WHAT YOU HAVE TO DO. Every record below needs to be retyped exactly as it appears.

ENTRIES PROVIDED.
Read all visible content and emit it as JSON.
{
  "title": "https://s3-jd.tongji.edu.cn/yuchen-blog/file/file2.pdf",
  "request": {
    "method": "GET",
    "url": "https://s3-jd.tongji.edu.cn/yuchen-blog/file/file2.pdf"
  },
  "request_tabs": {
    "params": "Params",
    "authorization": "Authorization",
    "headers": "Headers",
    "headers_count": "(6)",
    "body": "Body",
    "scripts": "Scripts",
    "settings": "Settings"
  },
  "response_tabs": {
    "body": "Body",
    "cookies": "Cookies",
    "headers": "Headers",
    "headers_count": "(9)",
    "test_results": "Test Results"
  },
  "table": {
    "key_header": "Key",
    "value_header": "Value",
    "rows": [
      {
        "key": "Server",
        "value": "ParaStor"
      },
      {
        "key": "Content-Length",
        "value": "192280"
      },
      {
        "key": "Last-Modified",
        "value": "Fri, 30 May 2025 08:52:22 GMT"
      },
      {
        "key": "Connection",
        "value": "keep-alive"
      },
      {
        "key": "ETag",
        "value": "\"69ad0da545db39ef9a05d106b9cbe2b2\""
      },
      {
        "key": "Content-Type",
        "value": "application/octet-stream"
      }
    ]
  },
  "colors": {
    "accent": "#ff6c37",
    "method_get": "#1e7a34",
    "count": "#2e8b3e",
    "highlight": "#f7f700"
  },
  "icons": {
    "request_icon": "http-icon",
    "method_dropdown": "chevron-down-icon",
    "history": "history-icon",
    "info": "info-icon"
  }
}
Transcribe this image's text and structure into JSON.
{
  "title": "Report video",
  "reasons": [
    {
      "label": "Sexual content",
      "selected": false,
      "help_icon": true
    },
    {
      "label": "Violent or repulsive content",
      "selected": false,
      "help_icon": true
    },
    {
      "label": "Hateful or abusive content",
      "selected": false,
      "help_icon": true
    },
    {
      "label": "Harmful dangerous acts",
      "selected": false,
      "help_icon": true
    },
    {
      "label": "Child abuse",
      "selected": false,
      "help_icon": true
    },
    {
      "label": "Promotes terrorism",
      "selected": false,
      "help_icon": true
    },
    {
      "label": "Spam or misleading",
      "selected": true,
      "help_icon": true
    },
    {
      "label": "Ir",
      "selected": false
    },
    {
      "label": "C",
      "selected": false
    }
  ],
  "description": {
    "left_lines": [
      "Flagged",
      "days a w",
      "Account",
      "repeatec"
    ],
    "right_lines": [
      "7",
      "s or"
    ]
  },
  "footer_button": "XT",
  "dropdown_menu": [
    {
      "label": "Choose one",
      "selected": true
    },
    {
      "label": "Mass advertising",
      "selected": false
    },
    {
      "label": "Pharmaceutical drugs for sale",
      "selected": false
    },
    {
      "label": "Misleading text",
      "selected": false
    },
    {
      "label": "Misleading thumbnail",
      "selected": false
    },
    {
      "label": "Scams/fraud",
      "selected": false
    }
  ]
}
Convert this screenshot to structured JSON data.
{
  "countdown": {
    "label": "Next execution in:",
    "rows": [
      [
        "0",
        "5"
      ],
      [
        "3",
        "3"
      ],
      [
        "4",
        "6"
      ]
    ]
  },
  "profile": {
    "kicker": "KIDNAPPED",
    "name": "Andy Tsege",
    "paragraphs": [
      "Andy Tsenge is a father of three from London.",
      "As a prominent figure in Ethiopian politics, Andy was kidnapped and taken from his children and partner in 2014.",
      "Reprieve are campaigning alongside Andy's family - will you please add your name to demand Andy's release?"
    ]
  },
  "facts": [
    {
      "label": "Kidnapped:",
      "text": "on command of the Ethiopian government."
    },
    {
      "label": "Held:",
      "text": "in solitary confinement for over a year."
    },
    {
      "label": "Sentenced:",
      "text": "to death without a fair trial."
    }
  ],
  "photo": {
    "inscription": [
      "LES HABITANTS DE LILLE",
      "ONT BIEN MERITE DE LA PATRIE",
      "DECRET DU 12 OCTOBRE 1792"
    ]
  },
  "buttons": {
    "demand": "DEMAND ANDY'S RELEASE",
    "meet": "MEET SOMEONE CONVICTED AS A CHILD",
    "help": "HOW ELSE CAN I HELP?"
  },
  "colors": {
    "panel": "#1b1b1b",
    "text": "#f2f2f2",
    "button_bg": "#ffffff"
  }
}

TASK SOLUTION.
Read all visible content and emit it as JSON.
{
  "title": "https://s3-jd.tongji.edu.cn/yuchen-blog/file/file2.pdf",
  "request": {
    "method": "GET",
    "url": "https://s3-jd.tongji.edu.cn/yuchen-blog/file/file2.pdf"
  },
  "request_tabs": {
    "params": "Params",
    "authorization": "Authorization",
    "headers": "Headers",
    "headers_count": "(6)",
    "body": "Body",
    "scripts": "Scripts",
    "settings": "Settings"
  },
  "response_tabs": {
    "body": "Body",
    "cookies": "Cookies",
    "headers": "Headers",
    "headers_count": "(9)",
    "test_results": "Test Results"
  },
  "table": {
    "key_header": "Key",
    "value_header": "Value",
    "rows": [
      {
        "key": "Server",
        "value": "ParaStor"
      },
      {
        "key": "Content-Length",
        "value": "192280"
      },
      {
        "key": "Last-Modified",
        "value": "Fri, 30 May 2025 08:52:22 GMT"
      },
      {
        "key": "Connection",
        "value": "keep-alive"
      },
      {
        "key": "ETag",
        "value": "\"69ad0da545db39ef9a05d106b9cbe2b2\""
      },
      {
        "key": "Content-Type",
        "value": "application/octet-stream"
      }
    ]
  },
  "colors": {
    "accent": "#ff6c37",
    "method_get": "#1e7a34",
    "count": "#2e8b3e",
    "highlight": "#f7f700"
  },
  "icons": {
    "request_icon": "http-icon",
    "method_dropdown": "chevron-down-icon",
    "history": "history-icon",
    "info": "info-icon"
  }
}
Transcribe this image's text and structure into JSON.
{
  "title": "Report video",
  "reasons": [
    {
      "label": "Sexual content",
      "selected": false,
      "help_icon": true
    },
    {
      "label": "Violent or repulsive content",
      "selected": false,
      "help_icon": true
    },
    {
      "label": "Hateful or abusive content",
      "selected": false,
      "help_icon": true
    },
    {
      "label": "Harmful dangerous acts",
      "selected": false,
      "help_icon": true
    },
    {
      "label": "Child abuse",
      "selected": false,
      "help_icon": true
    },
    {
      "label": "Promotes terrorism",
      "selected": false,
      "help_icon": true
    },
    {
      "label": "Spam or misleading",
      "selected": true,
      "help_icon": true
    },
    {
      "label": "Ir",
      "selected": false
    },
    {
      "label": "C",
      "selected": false
    }
  ],
  "description": {
    "left_lines": [
      "Flagged",
      "days a w",
      "Account",
      "repeatec"
    ],
    "right_lines": [
      "7",
      "s or"
    ]
  },
  "footer_button": "XT",
  "dropdown_menu": [
    {
      "label": "Choose one",
      "selected": true
    },
    {
      "label": "Mass advertising",
      "selected": false
    },
    {
      "label": "Pharmaceutical drugs for sale",
      "selected": false
    },
    {
      "label": "Misleading text",
      "selected": false
    },
    {
      "label": "Misleading thumbnail",
      "selected": false
    },
    {
      "label": "Scams/fraud",
      "selected": false
    }
  ]
}
Convert this screenshot to structured JSON data.
{
  "countdown": {
    "label": "Next execution in:",
    "rows": [
      [
        "0",
        "5"
      ],
      [
        "3",
        "3"
      ],
      [
        "4",
        "6"
      ]
    ]
  },
  "profile": {
    "kicker": "KIDNAPPED",
    "name": "Andy Tsege",
    "paragraphs": [
      "Andy Tsenge is a father of three from London.",
      "As a prominent figure in Ethiopian politics, Andy was kidnapped and taken from his children and partner in 2014.",
      "Reprieve are campaigning alongside Andy's family - will you please add your name to demand Andy's release?"
    ]
  },
  "facts": [
    {
      "label": "Kidnapped:",
      "text": "on command of the Ethiopian government."
    },
    {
      "label": "Held:",
      "text": "in solitary confinement for over a year."
    },
    {
      "label": "Sentenced:",
      "text": "to death without a fair trial."
    }
  ],
  "photo": {
    "inscription": [
      "LES HABITANTS DE LILLE",
      "ONT BIEN MERITE DE LA PATRIE",
      "DECRET DU 12 OCTOBRE 1792"
    ]
  },
  "buttons": {
    "demand": "DEMAND ANDY'S RELEASE",
    "meet": "MEET SOMEONE CONVICTED AS A CHILD",
    "help": "HOW ELSE CAN I HELP?"
  },
  "colors": {
    "panel": "#1b1b1b",
    "text": "#f2f2f2",
    "button_bg": "#ffffff"
  }
}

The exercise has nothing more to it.